Sometimes cirrhosis is further defined by the size of the nodules (micronodular, macronodular and mixed nodularity); the size of the nodules is partly determined by the toxin, the chronicity of the process and the ability of cells to regenerate. In acute toxic attack the cirrhosis is more likely to be macronodular as the hepatocytes are not constantly being damaged.

You should look up the diseases that can result in cirrhosis. The common ones that we see include chronic alcohol abuse (toxic), hepatitis viruses (infective), iron overload (metabolic), obesity (greed) and idiopathic. These causes indicate the wide range of potential toxins that can damage the liver. Interestingly, despite the varied causes, the end point of all these chronic insults is the same…..cirrhosis.

Each individual will respond differently to the same toxin, partly related to the HLA status, which defines the immune response. In hepatitis B infection, only a small proportion of people are unable to clear the virus. In these cases, the virus becomes incorporated into the hepatocyte genome. Replication involves the virus budding from the hepatocyte cell surface. Viral replication occurs in waves.
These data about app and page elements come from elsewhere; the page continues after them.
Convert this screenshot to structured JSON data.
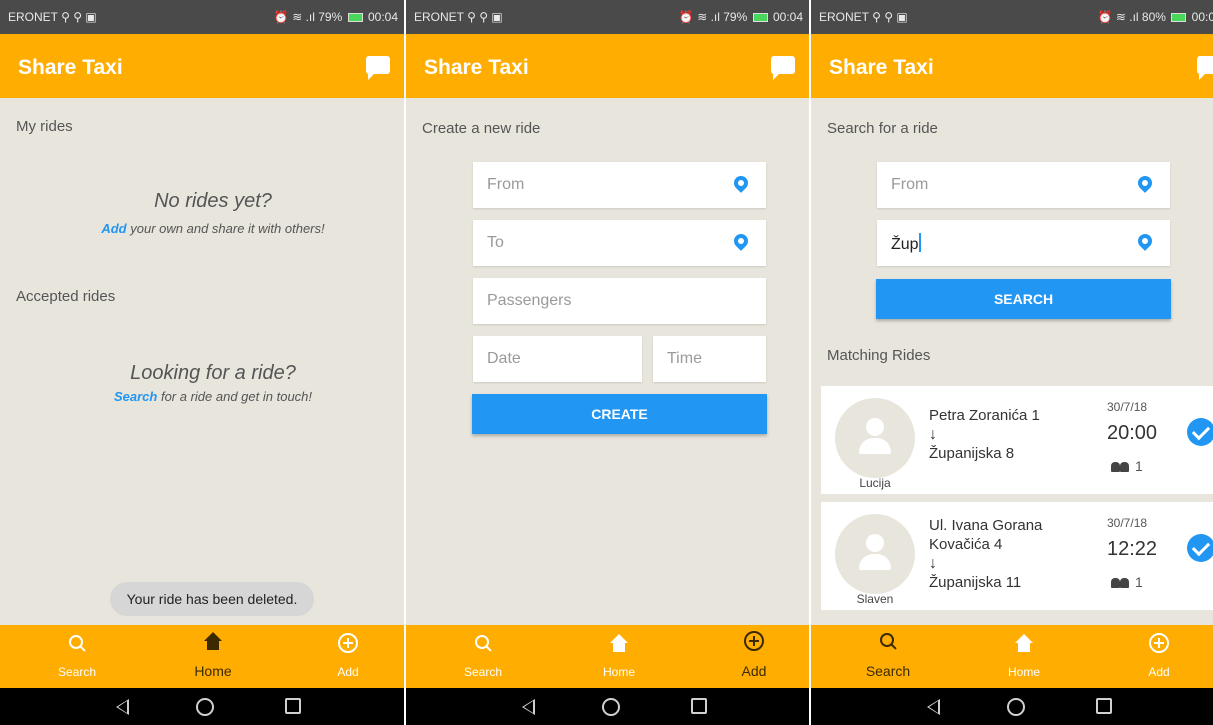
{
  "status_bar": [
    {
      "carrier": "ERONET ⚲ ⚲ ▣",
      "status": "⏰ ≋ .ıl 79%",
      "time": "00:04"
    },
    {
      "carrier": "ERONET ⚲ ⚲ ▣",
      "status": "⏰ ≋ .ıl 79%",
      "time": "00:04"
    },
    {
      "carrier": "ERONET ⚲ ⚲ ▣",
      "status": "⏰ ≋ .ıl 80%",
      "time": "00:0"
    }
  ],
  "app": {
    "title": "Share Taxi"
  },
  "nav": {
    "search": "Search",
    "home": "Home",
    "add": "Add"
  },
  "home_screen": {
    "my_rides_label": "My rides",
    "no_rides_title": "No rides yet?",
    "no_rides_link": "Add",
    "no_rides_text": "your own and share it with others!",
    "accepted_label": "Accepted rides",
    "looking_title": "Looking for a ride?",
    "looking_link": "Search",
    "looking_text": "for a ride and get in touch!",
    "toast": "Your ride has been deleted."
  },
  "create_screen": {
    "heading": "Create a new ride",
    "from_placeholder": "From",
    "to_placeholder": "To",
    "passengers_placeholder": "Passengers",
    "date_placeholder": "Date",
    "time_placeholder": "Time",
    "create_button": "CREATE"
  },
  "search_screen": {
    "heading": "Search for a ride",
    "from_placeholder": "From",
    "to_value": "Žup",
    "search_button": "SEARCH",
    "matching_label": "Matching Rides",
    "rides": [
      {
        "driver": "Lucija",
        "from": "Petra Zoranića 1",
        "to": "Županijska 8",
        "date": "30/7/18",
        "time": "20:00",
        "passengers": "1"
      },
      {
        "driver": "Slaven",
        "from": "Ul. Ivana Gorana Kovačića 4",
        "to": "Županijska 11",
        "date": "30/7/18",
        "time": "12:22",
        "passengers": "1"
      }
    ]
  },
  "colors": {
    "app_bar": "#ffad00",
    "accent": "#2196f3",
    "background": "#e8e5dc"
  }
}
As the virus is expressed on the surface an immune response is mounted (cell mediated). If you look at these patients you often see fluctuating liver enzyme profiles reflecting this immune response.

In patients with haemochromatosis, there is an inability to manage iron. The metal gets deposited in hepatocytes where it slowly becomes toxic. The metal is also deposited in other organs. Do you know what other organs are effected by haemochromatosis? Haemochromatosis is important because it is carried by those with Celtic origins and is therefore common in Australia

As in any situation where there is chronic inflammation and damage, the liver can undergo malignant change. The primary carcinoma of the liver is called a hepatocellular carcinoma (HCC). These are more common in patients with chronic viral infections, and any chronic toxic situation. Primary tumours of the bile duct radicals are called cholangiocarcinomasMetastasis to the liver is common, particularly from the gastrointestinal tract. This is due to the fact that it ‘filters’ much of the blood from the gastrointestinal system.

Some things to think about

To make sure you understand the functions of the liver think about a few of these things;

  • Revise the symptoms and signs of chronic liver failure. Try to group them into functional groups (ie those related to decreased excretion, those related to decreased synthesis etc.).
  • Appreciate the benefits and problems with alcohol intake.
  • Understand the different sorts of infection that can occur in the liver.  Ask yourself why viral infections are more common.
  • Find out which metals can be toxic.  Wilson’s disease is a fascinating condition.
  • It is important to understand the different mechanisms for jaundice (pre-hepatic, hepatic and posthepatic). This becomes very important in the diagnostic process for jaundice.
  • Find out how paracetamol damages the liver…and how overdose is treated.
Answers to above questions

Can you think of any other organs capable of regeneration?

  • The adrenal glands are capable of regeneration.
  • Some consider the skin to be an organ, and this undergoes constant regeneration.

Why are both systemic and portal connections necessary?

  • The hepatic artery delivers oxygenated blood.
  • The portal vein delivers all nutrients/vitamins and minerals/fluid/toxins absorbed from the gastro-intestinal tract.
  • The hepatic vein drains blood from the hepatic parenchyma – this contains all waste products from the gastro-intestinal tract along with various metabolites, some of which have been activated for delivery back into the systemic circulation.
  • Nb – There is no portal artery.

Can you think of any other causes of cirrhosis?

  • As discussed above, the most common causes are alcohol, NASH and chronic viral infection. Comprehensive lists can be found in any basic textbooks or quick google search.

Do you know what other organs are effected by haemochromatosis?

  • Liver – cirrhosis.
  • Pancreas – diabetes.
  • Heart – cardiomyopathy.
  • Joints – arthropathy.
  • Skin – pigmentation of the skin….in fact an old name for the disease was ‘bronze diabetes’.

A/Prof John Pedersen and Dr Andrew Ryan

Comments are closed.

© Copyright TissuPath. All rights reserved 2022